Monday, July 22, 2013


I've finally managed to get all my hexagons joined together into one pretty big blanket :-)  Since I've been making these things for actual years, so it is great to actually see it as a usable single thing!  I sewed them into long rows of twelve first using a double crochet seam, then joined the strips together to make a big 12 by 12 square. My only problem is that I still have quite a lot more wool left as I originally planned it to be big enough for a double bed.... It would be easy to add more hexagons I'm just not sure I can face having to make more! So I think I'll do some different shapes and projects first and then maybe return to this when i have dehexagoned my brain!

Pretty big!
The white wool long seams running vertically.
All folded

Monday, July 01, 2013

Unusual Blocking

Chalk guideline
Sticking the cord in place.
In some ways I think it is a great advantage that I was trained in costume making and not traditional millinery.  Whilst I would love to do lots of proper millinery courses and there are lots out there, my health just gets in the way-grr!  If I book a course a couple of months in advance I can guarantee that I will end up on ivs or in hospital and miss it- I've missed so many exhibitions, concerts etc. in this way that I do everything at the last minute these days so I don't waste my money...  One of the best things I learnt at RADA is that is doesn't really matter how you get to the end costume, as long as it looks correct and can stand up to the abuse most actors put their costumes through!  As such, whilst I have read loads about millinery techniques and have bought pretty much every book I can find on the subject, I don't always follow the rules, they are more, well, guidelines!  As such, when I wanted to create a hat with a ridge around the top of a domed crown, I didn't commission a new block-much as I would love to be able to afford to do that, I decided to have a go at making adjusting my dome block to create something that would work.  I decided to try adding a ridge of upholstery cord with a point at the front which I could create a pork pie like valley round the top.  I chalked a line I liked onto to block (it does not permanently mark my lovely block) and the used masking tape to hold the cord in place.  The masking tape is strong enough to block over but can be peeled off easily to get the position of the cord just right, and to take it off when I've finished without damaging the block.
Lots of masking tape
Covered with cling film and ready to block.
I blocked the felt in the usual way, by steaming it a lot over the kettle and pulling it over the block. As with the mini pork pie hat I made in my last post I used blocking reed to keep the felt in the valley round the top- I love blocking reed!  Once it was dry I used my iron and a damp tea towel to start stretching the felt below the elastic holding the felt in place; I needed to start forming the brim off the brim block so I could attach the crown part to my huge brim block and block the hat in one piece rather than cutting off the excess felt making that into a brim and then sewing the two parts together again.  It took quite a bit of stretching and steaming to get the brim nice and smooth, but I got there in the end!
Crown and brim blocks joined together
and covered in loads of clingfilm!
The felt on the joined blocks.

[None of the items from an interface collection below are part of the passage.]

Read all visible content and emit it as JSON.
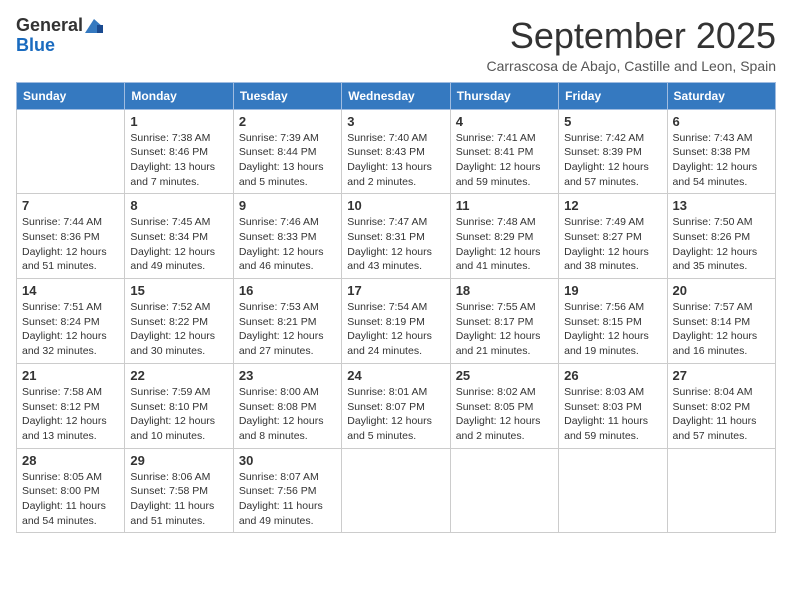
{
  "header": {
    "logo_general": "General",
    "logo_blue": "Blue",
    "title": "September 2025",
    "subtitle": "Carrascosa de Abajo, Castille and Leon, Spain"
  },
  "days_of_week": [
    "Sunday",
    "Monday",
    "Tuesday",
    "Wednesday",
    "Thursday",
    "Friday",
    "Saturday"
  ],
  "weeks": [
    [
      {
        "day": "",
        "info": ""
      },
      {
        "day": "1",
        "info": "Sunrise: 7:38 AM\nSunset: 8:46 PM\nDaylight: 13 hours\nand 7 minutes."
      },
      {
        "day": "2",
        "info": "Sunrise: 7:39 AM\nSunset: 8:44 PM\nDaylight: 13 hours\nand 5 minutes."
      },
      {
        "day": "3",
        "info": "Sunrise: 7:40 AM\nSunset: 8:43 PM\nDaylight: 13 hours\nand 2 minutes."
      },
      {
        "day": "4",
        "info": "Sunrise: 7:41 AM\nSunset: 8:41 PM\nDaylight: 12 hours\nand 59 minutes."
      },
      {
        "day": "5",
        "info": "Sunrise: 7:42 AM\nSunset: 8:39 PM\nDaylight: 12 hours\nand 57 minutes."
      },
      {
        "day": "6",
        "info": "Sunrise: 7:43 AM\nSunset: 8:38 PM\nDaylight: 12 hours\nand 54 minutes."
      }
    ],
    [
      {
        "day": "7",
        "info": "Sunrise: 7:44 AM\nSunset: 8:36 PM\nDaylight: 12 hours\nand 51 minutes."
      },
      {
        "day": "8",
        "info": "Sunrise: 7:45 AM\nSunset: 8:34 PM\nDaylight: 12 hours\nand 49 minutes."
      },
      {
        "day": "9",
        "info": "Sunrise: 7:46 AM\nSunset: 8:33 PM\nDaylight: 12 hours\nand 46 minutes."
      },
      {
        "day": "10",
        "info": "Sunrise: 7:47 AM\nSunset: 8:31 PM\nDaylight: 12 hours\nand 43 minutes."
      },
      {
        "day": "11",
        "info": "Sunrise: 7:48 AM\nSunset: 8:29 PM\nDaylight: 12 hours\nand 41 minutes."
      },
      {
        "day": "12",
        "info": "Sunrise: 7:49 AM\nSunset: 8:27 PM\nDaylight: 12 hours\nand 38 minutes."
      },
      {
        "day": "13",
        "info": "Sunrise: 7:50 AM\nSunset: 8:26 PM\nDaylight: 12 hours\nand 35 minutes."
      }
    ],
    [
      {
        "day": "14",
        "info": "Sunrise: 7:51 AM\nSunset: 8:24 PM\nDaylight: 12 hours\nand 32 minutes."
      },
      {
        "day": "15",
        "info": "Sunrise: 7:52 AM\nSunset: 8:22 PM\nDaylight: 12 hours\nand 30 minutes."
      },
      {
        "day": "16",
        "info": "Sunrise: 7:53 AM\nSunset: 8:21 PM\nDaylight: 12 hours\nand 27 minutes."
      },
      {
        "day": "17",
        "info": "Sunrise: 7:54 AM\nSunset: 8:19 PM\nDaylight: 12 hours\nand 24 minutes."
      },
      {
        "day": "18",
        "info": "Sunrise: 7:55 AM\nSunset: 8:17 PM\nDaylight: 12 hours\nand 21 minutes."
      },
      {
        "day": "19",
        "info": "Sunrise: 7:56 AM\nSunset: 8:15 PM\nDaylight: 12 hours\nand 19 minutes."
      },
      {
        "day": "20",
        "info": "Sunrise: 7:57 AM\nSunset: 8:14 PM\nDaylight: 12 hours\nand 16 minutes."
      }
    ],
    [
      {
        "day": "21",
        "info": "Sunrise: 7:58 AM\nSunset: 8:12 PM\nDaylight: 12 hours\nand 13 minutes."
      },
      {
        "day": "22",
        "info": "Sunrise: 7:59 AM\nSunset: 8:10 PM\nDaylight: 12 hours\nand 10 minutes."
      },
      {
        "day": "23",
        "info": "Sunrise: 8:00 AM\nSunset: 8:08 PM\nDaylight: 12 hours\nand 8 minutes."
      },
      {
        "day": "24",
        "info": "Sunrise: 8:01 AM\nSunset: 8:07 PM\nDaylight: 12 hours\nand 5 minutes."
      },
      {
        "day": "25",
        "info": "Sunrise: 8:02 AM\nSunset: 8:05 PM\nDaylight: 12 hours\nand 2 minutes."
      },
      {
        "day": "26",
        "info": "Sunrise: 8:03 AM\nSunset: 8:03 PM\nDaylight: 11 hours\nand 59 minutes."
      },
      {
        "day": "27",
        "info": "Sunrise: 8:04 AM\nSunset: 8:02 PM\nDaylight: 11 hours\nand 57 minutes."
      }
    ],
    [
      {
        "day": "28",
        "info": "Sunrise: 8:05 AM\nSunset: 8:00 PM\nDaylight: 11 hours\nand 54 minutes."
      },
      {
        "day": "29",
        "info": "Sunrise: 8:06 AM\nSunset: 7:58 PM\nDaylight: 11 hours\nand 51 minutes."
      },
      {
        "day": "30",
        "info": "Sunrise: 8:07 AM\nSunset: 7:56 PM\nDaylight: 11 hours\nand 49 minutes."
      },
      {
        "day": "",
        "info": ""
      },
      {
        "day": "",
        "info": ""
      },
      {
        "day": "",
        "info": ""
      },
      {
        "day": "",
        "info": ""
      }
    ]
  ]
}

I am so pleased with how this hat turned out!  The improvised block shape worked marvelously and produced a lovely smooth ridge with a slight fedora like feel, and the brim can by changed to either by down turned all round, to a sight upturn at the back.  I finished the hat very simply with a black petersham hat band, with a simple loop covering the join, it is such a lovely shape I did npt want to cover it up at all.  I shall definitely be wearing this come winter time, and I will also be trying more cord additions to my blocks.
The finished hat at a rather rakish angle!